In March 2003, a group of three metro area businesses -- Changing Hands Bookstore, Stinkweed (an alternative music store), and Monti's (a restaurant) -- officially formed the Arizona Chain Reaction (AZCR), a coalition of independent businesses. "[AZCR] was the result of big box syndrome," said Cindy Dach, marketing and events manager for Changing Hands. "Our city is void of street culture because developers and city officials permitted big box stores to develop in great numbers -- Wal-Mart, Sam's Club, and Costco…. [E]veryone is herded into these containers."

Though Dach stressed that AZCR is not an independent business alliance, but a "public awareness group," its goals are very much the same as well-publicized independent business alliances, such as the Austin Independent Business Alliance (AIBA) and the Boulder Independent Business Alliance. AZCR wants to get across a simple message: It's better for your community, your city, and your state if you shop at locally owned businesses.

"We want to raise awareness and educate consumers about the benefits of keeping dollars in the community and in the state," Dach said. She cited the Austin, Texas, study, "Economic Impact Analysis: A Case Study, Local Merchants vs. Chain Retailers," which showed that for every $100 consumers spend at a chain bookstore only $13 has local economic impact. Conversely, $100 spent at the Austin independent bookstore BookPeople or at Waterloo Records returns $45.

The idea for AZCR was conceived around holiday time last year, Dach noted, but the businesses were too busy to act on the idea.
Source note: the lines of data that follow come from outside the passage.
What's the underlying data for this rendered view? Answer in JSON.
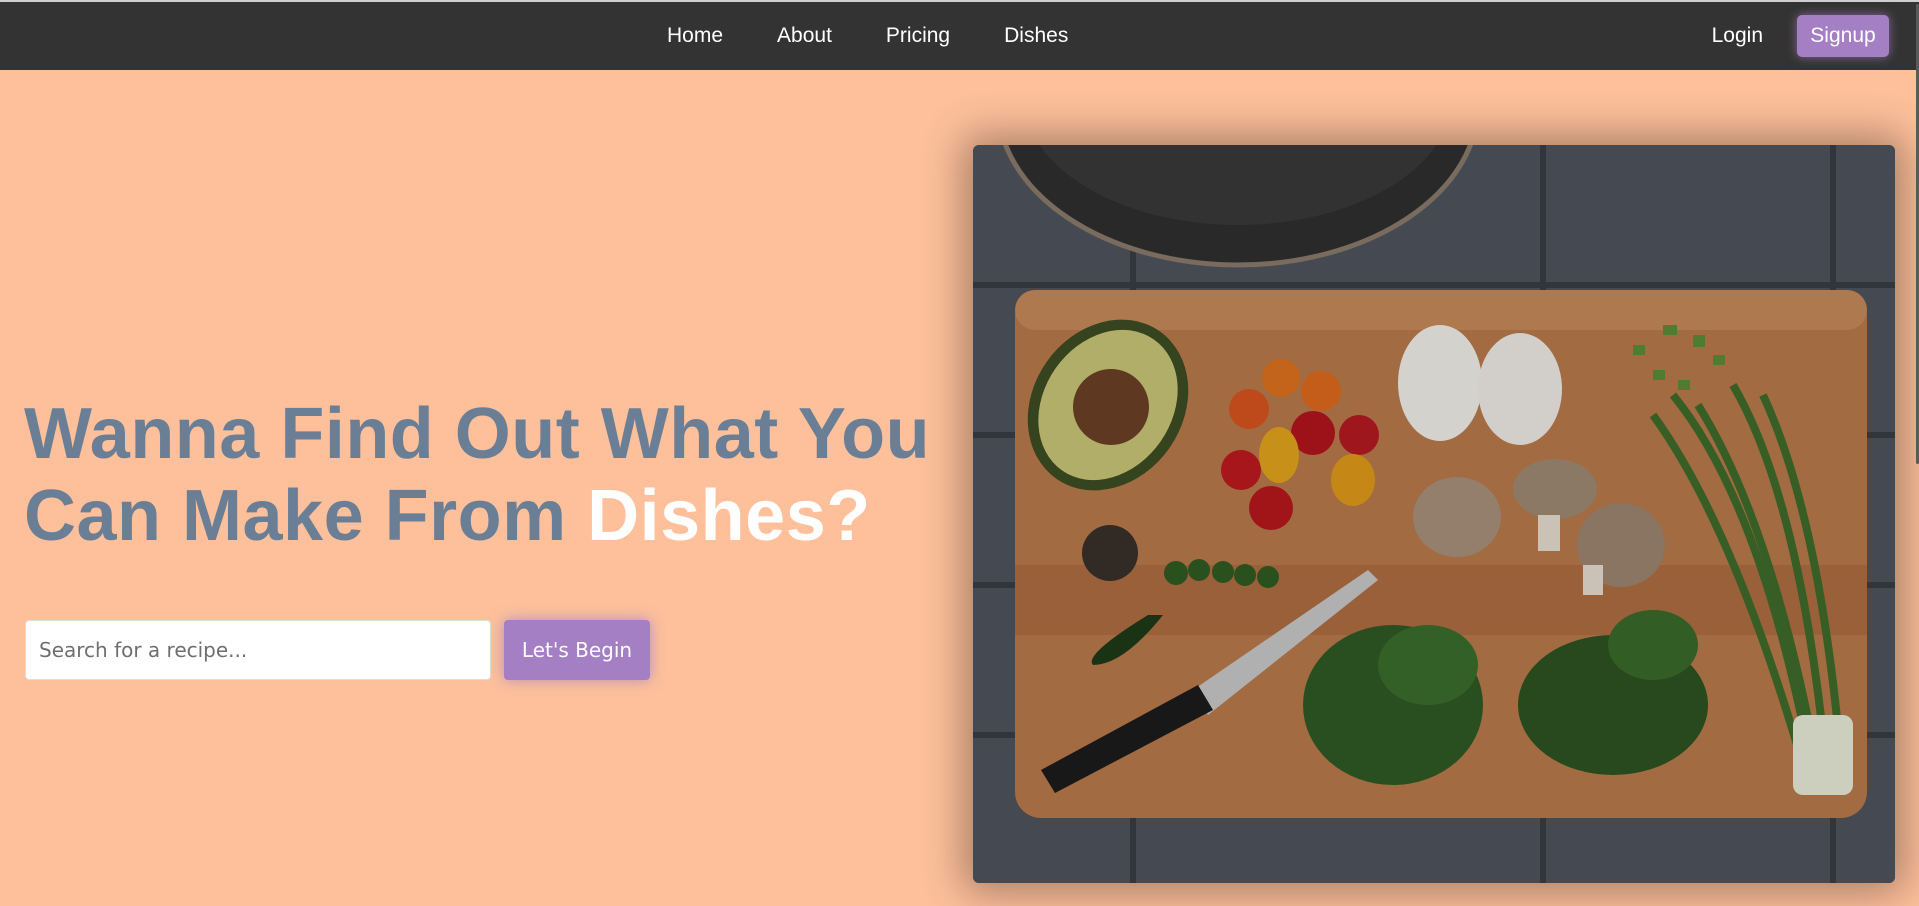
{
  "nav": {
    "links": [
      "Home",
      "About",
      "Pricing",
      "Dishes"
    ],
    "login_label": "Login",
    "signup_label": "Signup"
  },
  "hero": {
    "headline_line1": "Wanna Find Out What You",
    "headline_line2_prefix": "Can Make From ",
    "headline_accent": "Dishes?",
    "search_placeholder": "Search for a recipe...",
    "begin_label": "Let's Begin"
  },
  "colors": {
    "background": "#fdc09b",
    "navbar": "#333333",
    "accent_button": "#a57fc4",
    "headline": "#6a7f96",
    "headline_accent": "#ffffff"
  },
  "image": {
    "alt": "cutting board with vegetables"
  }
}
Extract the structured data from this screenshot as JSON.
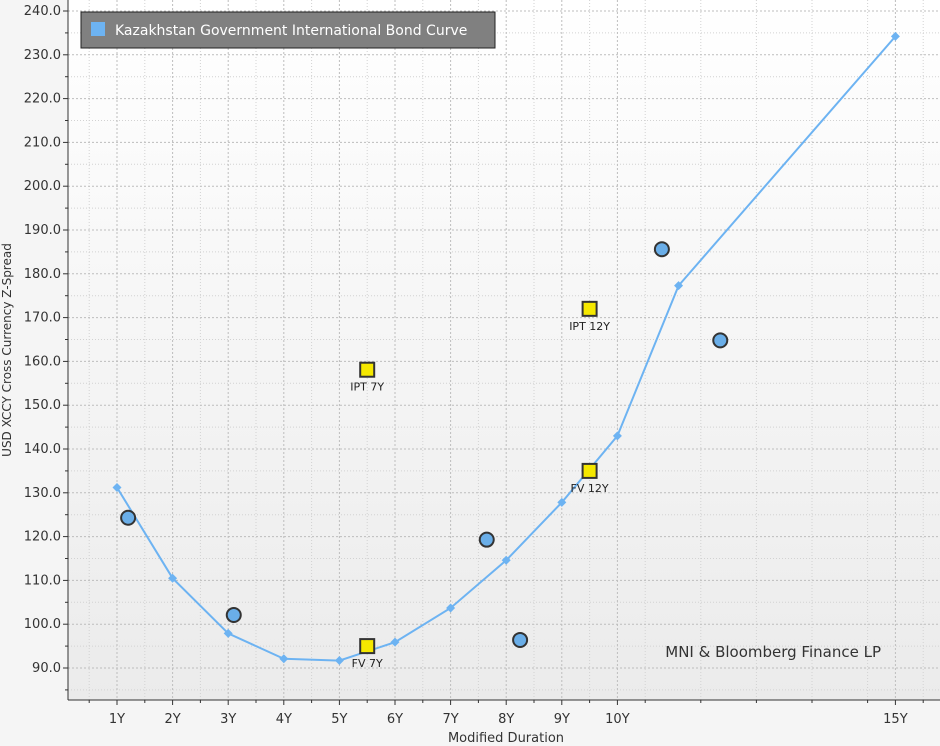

In March of this year, the three stores worked to let other local metro area businesses know about the coalition -- and that it was free to join. "We all went through the phone book and highlighted all the stores than promoted that they were an independent business," she said, "and we sent them a letter. We had 100 people at the first meeting in March."

Today, the organization boasts a membership of 120 businesses and meets once every two months.
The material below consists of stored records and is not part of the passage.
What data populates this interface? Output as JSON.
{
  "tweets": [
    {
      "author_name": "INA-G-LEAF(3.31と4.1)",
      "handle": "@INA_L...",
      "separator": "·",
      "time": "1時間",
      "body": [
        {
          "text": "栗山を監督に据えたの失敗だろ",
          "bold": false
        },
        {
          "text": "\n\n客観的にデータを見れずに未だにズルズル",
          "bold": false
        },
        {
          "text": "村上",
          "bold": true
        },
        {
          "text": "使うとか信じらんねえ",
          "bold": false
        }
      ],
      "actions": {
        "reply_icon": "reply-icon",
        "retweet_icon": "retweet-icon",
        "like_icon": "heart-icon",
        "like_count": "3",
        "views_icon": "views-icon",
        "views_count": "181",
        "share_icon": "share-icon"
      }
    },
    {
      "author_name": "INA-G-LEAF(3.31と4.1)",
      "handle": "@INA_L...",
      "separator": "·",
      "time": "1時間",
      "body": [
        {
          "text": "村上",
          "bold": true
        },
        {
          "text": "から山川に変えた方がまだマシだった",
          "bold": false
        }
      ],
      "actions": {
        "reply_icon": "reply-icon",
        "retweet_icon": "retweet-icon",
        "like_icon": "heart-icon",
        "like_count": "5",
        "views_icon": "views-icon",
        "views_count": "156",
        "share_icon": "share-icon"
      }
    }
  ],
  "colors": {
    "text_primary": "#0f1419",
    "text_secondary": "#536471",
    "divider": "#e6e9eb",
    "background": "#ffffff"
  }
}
Overall, Dach said, one of the key benefits to belonging to AZCR is, simply put, power in numbers. For example, member businesses will often do joint advertising, she noted. "We took out a two-page spread in the Phoenix New Times, with 10 retailers on one page and 10 restaurants on the other. We got a great rate because we were able to buy the two-page spread -- so we have more power than we had before. That allows us to be competitive with chains on a local basis."

Additionally, the local public radio station gave AZCR a special advertising deal -- if a member buys two spots, AZCR gets a spot free. "A lot of our businesses did that," Dach said. "And the radio station loved it because it gave them so many businesses to contact."

AZCR has created an AZ Chain Reaction promotional banner and window stickers with the slogan "Think Independently, Buy Locally." Dach noted that the coalition is hoping to hold a panel discussion this spring, as well as a weekend "independent sale" sometime next year.

A priority for AZCR is educating the public and local politicians. For instance, Changing Hands and other member businesses place informational cards throughout their store. On the front, the card explains to customers how much more a local business contributes to the economy than do chains. On the back it explains what AZCR is, how a business can join, and how to support AZCR. "Many members of AZ Chain Reaction use it as a business card," Dach noted. "It was a great tool on Harry Potter day…. We always place them in our gift certificates."

Dach noted that AZCR must also drive home its message to city politicians. "The Scottsdale city council gave Wal-Mart a huge incentive to open up there," she said. "Rather than give $2 million to one store, how about [a total of] $2 million to many local businesses?"

AZCR holds a meeting once every two months, and "it's turned into a social event," Dach said. "People are asking for more! People are excited about brainstorming ideas." --David Grogan